For hundreds of years, the Slims River flowed from the Kaskawulsh Glacier to the southward Kluane Lake. This wasn't some kind of small stream -- in some points, it spanned up to 150 meters at its widest points and had an overall wide and solid flow. But on a field trip in 2016, geologists made a stunning discovery: the river was just gone.
“We went to the area intending to continue our measurements in the Slims river, but found the riverbed more or less dry,” said James Best, a geologist at the University of Illinois. “The delta top that we’d been sailing over in a small boat was now a dust storm. In terms of landscape change it was incredibly dramatic.”
Because the area is so inaccessible, they didn't realize what happened at first. Dan Shugar, a geoscientist at the University of Washington Tacoma and the paper’s lead author, added:

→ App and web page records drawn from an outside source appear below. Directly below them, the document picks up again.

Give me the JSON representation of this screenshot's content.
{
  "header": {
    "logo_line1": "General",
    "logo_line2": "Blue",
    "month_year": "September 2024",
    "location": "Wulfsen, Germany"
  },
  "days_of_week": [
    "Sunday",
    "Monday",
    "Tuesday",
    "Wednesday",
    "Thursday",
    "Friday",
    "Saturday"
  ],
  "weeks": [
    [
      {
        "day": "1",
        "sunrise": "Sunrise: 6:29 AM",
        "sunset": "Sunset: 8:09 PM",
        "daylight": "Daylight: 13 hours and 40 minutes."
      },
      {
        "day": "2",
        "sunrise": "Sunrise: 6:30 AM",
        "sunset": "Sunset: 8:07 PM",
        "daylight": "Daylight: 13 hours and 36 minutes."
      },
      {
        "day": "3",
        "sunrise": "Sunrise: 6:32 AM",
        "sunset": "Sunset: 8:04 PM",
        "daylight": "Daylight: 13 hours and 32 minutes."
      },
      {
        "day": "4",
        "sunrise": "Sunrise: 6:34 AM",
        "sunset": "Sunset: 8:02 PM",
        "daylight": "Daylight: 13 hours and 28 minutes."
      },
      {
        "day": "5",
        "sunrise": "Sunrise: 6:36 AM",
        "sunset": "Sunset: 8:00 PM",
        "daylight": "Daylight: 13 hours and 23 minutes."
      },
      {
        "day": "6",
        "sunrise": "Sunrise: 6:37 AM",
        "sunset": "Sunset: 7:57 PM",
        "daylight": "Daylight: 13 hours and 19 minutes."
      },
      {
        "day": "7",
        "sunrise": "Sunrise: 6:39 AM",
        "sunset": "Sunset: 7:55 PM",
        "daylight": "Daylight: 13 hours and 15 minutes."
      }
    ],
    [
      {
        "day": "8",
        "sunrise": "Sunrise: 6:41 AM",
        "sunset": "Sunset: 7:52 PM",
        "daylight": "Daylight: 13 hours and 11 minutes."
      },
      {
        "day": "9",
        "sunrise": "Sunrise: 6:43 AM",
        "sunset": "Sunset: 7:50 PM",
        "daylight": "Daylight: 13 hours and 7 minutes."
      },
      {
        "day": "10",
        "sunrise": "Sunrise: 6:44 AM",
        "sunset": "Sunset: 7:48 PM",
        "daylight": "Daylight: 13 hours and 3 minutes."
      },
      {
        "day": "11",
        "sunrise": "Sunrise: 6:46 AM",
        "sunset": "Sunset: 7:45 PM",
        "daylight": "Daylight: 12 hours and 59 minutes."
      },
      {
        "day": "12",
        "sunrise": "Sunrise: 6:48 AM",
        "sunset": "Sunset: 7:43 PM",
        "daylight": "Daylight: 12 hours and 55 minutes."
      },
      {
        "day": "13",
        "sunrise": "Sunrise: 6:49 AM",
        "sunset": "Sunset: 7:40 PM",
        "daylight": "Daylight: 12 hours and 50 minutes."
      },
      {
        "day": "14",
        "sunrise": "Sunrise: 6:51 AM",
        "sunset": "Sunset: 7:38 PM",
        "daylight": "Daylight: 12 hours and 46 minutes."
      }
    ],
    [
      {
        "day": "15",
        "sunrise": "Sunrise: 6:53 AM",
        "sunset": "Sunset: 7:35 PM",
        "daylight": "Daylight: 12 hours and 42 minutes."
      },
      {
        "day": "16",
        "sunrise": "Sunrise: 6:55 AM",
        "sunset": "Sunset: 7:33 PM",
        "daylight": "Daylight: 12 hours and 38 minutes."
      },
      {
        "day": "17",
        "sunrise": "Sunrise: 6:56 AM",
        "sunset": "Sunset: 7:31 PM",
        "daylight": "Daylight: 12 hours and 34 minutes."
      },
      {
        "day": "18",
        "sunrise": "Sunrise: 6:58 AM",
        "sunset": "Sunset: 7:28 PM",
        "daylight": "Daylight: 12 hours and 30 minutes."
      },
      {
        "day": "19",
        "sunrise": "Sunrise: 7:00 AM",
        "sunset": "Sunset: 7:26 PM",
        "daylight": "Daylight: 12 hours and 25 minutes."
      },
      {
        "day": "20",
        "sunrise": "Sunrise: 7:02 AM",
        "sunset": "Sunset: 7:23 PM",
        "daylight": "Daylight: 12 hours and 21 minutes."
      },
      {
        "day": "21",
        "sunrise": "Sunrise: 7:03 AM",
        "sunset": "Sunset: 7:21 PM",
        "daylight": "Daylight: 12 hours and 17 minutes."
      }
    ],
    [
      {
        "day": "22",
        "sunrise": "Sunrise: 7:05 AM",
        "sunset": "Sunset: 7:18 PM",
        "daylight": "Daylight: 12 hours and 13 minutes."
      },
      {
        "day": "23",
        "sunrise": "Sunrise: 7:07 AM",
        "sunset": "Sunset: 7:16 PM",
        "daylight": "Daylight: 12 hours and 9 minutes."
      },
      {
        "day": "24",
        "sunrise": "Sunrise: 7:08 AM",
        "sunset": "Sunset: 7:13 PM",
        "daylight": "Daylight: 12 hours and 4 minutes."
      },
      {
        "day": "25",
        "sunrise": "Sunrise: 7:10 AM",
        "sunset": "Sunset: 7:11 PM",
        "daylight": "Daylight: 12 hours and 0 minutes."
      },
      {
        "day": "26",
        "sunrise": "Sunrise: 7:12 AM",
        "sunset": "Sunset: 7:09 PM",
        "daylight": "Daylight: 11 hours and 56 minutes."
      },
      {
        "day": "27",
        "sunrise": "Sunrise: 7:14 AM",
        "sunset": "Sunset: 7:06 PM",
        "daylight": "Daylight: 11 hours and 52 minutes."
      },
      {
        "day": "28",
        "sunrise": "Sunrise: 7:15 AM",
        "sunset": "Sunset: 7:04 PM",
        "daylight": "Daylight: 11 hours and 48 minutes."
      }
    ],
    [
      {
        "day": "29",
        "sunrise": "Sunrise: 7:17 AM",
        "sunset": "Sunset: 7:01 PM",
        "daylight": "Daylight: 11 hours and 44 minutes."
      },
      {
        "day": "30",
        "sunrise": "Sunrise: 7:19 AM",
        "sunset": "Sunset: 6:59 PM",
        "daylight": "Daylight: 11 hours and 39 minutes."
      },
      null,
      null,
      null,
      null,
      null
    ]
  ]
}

“The water was somewhat treacherous to approach, because you’re walking on these old river sediments that were really goopy and would suck you in. And day by day we could see the water level dropping.”
They decided to use a helicopter and some drones to see what was happening on the other side of the valley, where the river originates. What they learned was that the water from the glacier, which was supplying two rivers, was now supplying a single one -- the south-flowing Alsek river. So Alsek was flowing stronger than ever, while Slims was reduced to a tiny stream. Most of this shift happened abruptly, over only a few days (from 26 to 29 May 2016, but the study was just published now). Prof Lonnie Thompson, a paleoclimatologist at Ohio State University who was not involved in the work says this is a clear example of how thresholds and breaking points can lead to huge changes in nature. Basically, small, incremental changes can lead to sudden, drastic environmental impacts.
This kind of river piracy has been studied before in the geological record, but never in our time. We've seen it happening (or rather, we've seen evidence of it happening) millions of years ago, but it's the first time we truly see it with our own eyes. In geological time, this process happens instantaneously.